What you are asked to do:
Find the lines below that contain the string "title". Copy each one.

##### Extracted information

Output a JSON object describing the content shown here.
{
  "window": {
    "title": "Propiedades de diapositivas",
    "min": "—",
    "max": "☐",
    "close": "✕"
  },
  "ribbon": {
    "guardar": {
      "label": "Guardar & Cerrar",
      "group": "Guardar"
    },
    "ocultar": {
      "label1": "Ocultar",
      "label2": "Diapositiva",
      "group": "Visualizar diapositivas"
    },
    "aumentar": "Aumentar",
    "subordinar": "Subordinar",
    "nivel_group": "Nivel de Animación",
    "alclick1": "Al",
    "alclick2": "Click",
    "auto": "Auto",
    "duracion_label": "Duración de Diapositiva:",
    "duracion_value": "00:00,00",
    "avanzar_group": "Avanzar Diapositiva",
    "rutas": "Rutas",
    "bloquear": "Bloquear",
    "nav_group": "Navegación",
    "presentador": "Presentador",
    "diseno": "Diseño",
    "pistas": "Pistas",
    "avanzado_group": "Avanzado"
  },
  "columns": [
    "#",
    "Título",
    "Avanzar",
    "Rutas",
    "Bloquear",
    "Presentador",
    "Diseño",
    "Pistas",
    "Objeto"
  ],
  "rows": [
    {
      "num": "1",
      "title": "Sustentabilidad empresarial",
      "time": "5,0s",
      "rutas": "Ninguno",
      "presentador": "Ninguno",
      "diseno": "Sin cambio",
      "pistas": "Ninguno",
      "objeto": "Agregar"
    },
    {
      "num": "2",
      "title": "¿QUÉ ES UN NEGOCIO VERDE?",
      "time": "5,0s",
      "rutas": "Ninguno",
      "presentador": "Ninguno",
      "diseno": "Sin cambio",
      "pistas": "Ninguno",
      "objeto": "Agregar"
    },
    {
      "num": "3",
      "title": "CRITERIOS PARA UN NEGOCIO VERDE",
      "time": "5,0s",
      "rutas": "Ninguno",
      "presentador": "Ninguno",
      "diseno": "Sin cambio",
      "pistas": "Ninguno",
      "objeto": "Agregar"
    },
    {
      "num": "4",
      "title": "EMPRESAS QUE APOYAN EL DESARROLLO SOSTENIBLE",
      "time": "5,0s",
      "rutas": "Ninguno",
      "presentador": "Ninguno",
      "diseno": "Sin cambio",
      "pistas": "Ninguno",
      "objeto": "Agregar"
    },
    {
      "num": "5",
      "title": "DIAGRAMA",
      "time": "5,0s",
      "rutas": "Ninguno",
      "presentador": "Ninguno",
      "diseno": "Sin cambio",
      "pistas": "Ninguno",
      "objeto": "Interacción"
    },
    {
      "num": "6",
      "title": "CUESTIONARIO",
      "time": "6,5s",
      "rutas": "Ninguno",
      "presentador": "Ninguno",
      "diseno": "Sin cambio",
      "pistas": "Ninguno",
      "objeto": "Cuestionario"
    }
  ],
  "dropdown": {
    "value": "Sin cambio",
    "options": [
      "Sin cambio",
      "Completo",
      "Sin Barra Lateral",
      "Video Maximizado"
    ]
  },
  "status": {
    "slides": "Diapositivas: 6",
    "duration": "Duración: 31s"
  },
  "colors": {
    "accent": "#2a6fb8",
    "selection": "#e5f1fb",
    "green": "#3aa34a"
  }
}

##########

Exercise response:
    "title": "Propiedades de diapositivas",
      "title": "Sustentabilidad empresarial",
      "title": "¿QUÉ ES UN NEGOCIO VERDE?",
      "title": "CRITERIOS PARA UN NEGOCIO VERDE",
      "title": "EMPRESAS QUE APOYAN EL DESARROLLO SOSTENIBLE",
      "title": "DIAGRAMA",
      "title": "CUESTIONARIO",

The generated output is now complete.